by Rev. Richard DeFord,
Chaplain at Fitzgibbon Hospital, Associate Pastor of Katy Park Baptist Church
You don’t have to look very far to see suffering, grief and anxiety about the events around us. If COVID-19 has taught us anything, it is that a) not all the things we have held dear for so long really matter and b) we take a lot of people and things for granted in our lives.
Our high school seniors don’t get to walk when they planned to. Our medical personnel are stretched personally and professionally. Our budgets have taken a hit, not only for our household but for those companies that employ us. Truly it is a challenging time for us all.
When I face these times, I try to reflect on what other people would have felt as they experienced difficult times in the past. I certainly remember 9-11 as if it was yesterday, but what about other deeply troubling times that I was not around to remember. What was it like to send your sons off to war in Vietnam, only to hear of the devastation and loss of life? What was it like to have to ration your food so it could be sent to the troops during World War I and II? Or to have to leave everything as a housewife to work on aircraft?
What was it like to experience the harsh winters in New England not long after arriving at Plymouth Rock? Or to be plunged into a nation of death and turmoil as neighbors fought neighbors during the Civil War?
These are times that were so difficult, kids learn about them from our text books today. Or we sit glued to the History Channel as we watch the documentaries. What will we say to our grandchildren someday about this pandemic? Where was God in all of this?
Suffering is not a new concept. Ever since Adam and Eve disobeyed God’s instruction in the garden, suffering has been a part of the human condition. And in these times when our churches are unable to hold face-to-face services, many may be reading this article and wonder, “What does God have to say about all of this today?”

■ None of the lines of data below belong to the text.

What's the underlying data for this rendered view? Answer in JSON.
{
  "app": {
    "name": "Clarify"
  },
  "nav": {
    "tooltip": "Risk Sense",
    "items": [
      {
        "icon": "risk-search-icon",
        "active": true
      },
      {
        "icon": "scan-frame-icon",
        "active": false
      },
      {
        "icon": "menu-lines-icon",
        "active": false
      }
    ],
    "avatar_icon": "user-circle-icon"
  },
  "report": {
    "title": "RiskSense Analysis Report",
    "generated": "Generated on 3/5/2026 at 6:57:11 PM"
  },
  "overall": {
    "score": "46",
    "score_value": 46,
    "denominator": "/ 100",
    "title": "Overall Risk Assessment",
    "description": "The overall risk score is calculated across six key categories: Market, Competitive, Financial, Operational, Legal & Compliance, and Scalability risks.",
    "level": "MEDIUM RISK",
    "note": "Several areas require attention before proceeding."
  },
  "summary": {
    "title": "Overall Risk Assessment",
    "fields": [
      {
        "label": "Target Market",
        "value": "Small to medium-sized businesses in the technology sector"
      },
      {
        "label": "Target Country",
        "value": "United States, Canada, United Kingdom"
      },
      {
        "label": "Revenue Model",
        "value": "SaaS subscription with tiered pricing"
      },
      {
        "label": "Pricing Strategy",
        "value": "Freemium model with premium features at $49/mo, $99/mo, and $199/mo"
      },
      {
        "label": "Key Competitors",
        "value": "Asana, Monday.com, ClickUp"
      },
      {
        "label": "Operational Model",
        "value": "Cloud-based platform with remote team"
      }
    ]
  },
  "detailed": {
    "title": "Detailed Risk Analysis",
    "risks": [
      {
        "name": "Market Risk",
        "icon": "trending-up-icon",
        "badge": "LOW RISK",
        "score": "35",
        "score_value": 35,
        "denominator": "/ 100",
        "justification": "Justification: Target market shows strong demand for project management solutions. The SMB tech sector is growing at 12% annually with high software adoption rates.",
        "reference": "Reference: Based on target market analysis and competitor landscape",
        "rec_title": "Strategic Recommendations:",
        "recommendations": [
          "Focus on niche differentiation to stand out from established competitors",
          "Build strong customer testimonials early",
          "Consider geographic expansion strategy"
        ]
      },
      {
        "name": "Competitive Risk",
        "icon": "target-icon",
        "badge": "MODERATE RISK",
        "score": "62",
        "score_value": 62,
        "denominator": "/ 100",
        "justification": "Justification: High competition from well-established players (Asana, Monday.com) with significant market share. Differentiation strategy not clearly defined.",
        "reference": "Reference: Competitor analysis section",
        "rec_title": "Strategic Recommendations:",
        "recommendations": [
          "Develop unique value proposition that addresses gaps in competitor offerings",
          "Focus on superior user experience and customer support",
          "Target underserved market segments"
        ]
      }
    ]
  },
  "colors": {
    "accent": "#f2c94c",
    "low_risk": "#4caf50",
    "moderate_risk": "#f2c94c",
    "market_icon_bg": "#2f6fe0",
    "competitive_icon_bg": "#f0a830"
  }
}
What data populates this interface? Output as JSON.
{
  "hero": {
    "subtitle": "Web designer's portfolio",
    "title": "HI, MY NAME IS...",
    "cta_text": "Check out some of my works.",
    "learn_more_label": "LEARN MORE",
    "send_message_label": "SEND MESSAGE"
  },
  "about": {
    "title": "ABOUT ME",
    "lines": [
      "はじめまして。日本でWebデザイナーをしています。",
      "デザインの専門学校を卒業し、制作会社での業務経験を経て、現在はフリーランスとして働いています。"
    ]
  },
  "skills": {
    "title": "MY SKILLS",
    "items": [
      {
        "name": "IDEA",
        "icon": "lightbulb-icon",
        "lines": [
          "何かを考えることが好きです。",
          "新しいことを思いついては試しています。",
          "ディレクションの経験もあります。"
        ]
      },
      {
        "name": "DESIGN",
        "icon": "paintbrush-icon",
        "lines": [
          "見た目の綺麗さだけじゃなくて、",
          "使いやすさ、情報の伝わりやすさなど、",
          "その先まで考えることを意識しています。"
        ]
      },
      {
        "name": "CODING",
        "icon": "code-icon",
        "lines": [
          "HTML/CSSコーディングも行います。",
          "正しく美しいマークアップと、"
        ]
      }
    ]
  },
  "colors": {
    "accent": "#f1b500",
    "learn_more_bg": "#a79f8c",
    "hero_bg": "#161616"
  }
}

When his friend, Lazarus died, Jesus waited to go when he was summoned to provide healing. It was not that he did not love Lazarus. It was not that he did not want to provide healing. But he says something very curious to his disciples in John 11:14-15. He say, “Lazarus is dead, and I am glad for your sakes that I was not there, so that you may believe; but let us go to him.”
I find this to be a very curious statement. Lazarus died and he knew he was going to provide a miracle that would reinforce the belief of his work in this disciples’ minds and hearts. What is God waiting to do in your life so that, when it is accomplished, you will have the opportunity to have your faith deepened?
There is something else that I find curious about the times we find ourselves in. I have been through some measure of suffering in my life. From serious health concerns to broken relationships and financial worry.
I have lost people near and dear to me through sudden death as well as prolonged illnesses. And in all of those times, while I questioned God, I feel that my faith grew in those times of testing. But what really amazes me is that individuals who suffer far worse times than I often emerge with a far greater faith than I have ever experienced for myself. Those who have endured war or famine, or the murder or suicide of a child, or the final journey of loss from cancer; many have such a deep, abiding faith that I cannot help by be inspired, challenged and encouraged.
What difficult time are you in as you read this article? What shadow are you sitting under? Know this, the God who spared not his son and watched as he poured out his life on the cross wants to have a relationship with you.
He calls his Holy Spirit the Comforter for a reason. And he tells us to bear one another’s burdens and so fulfill Christ’s law. May your faith be deepened and your character stretched in this time of testing, and may you emerge with a deeper love of Christ and who he is during this time.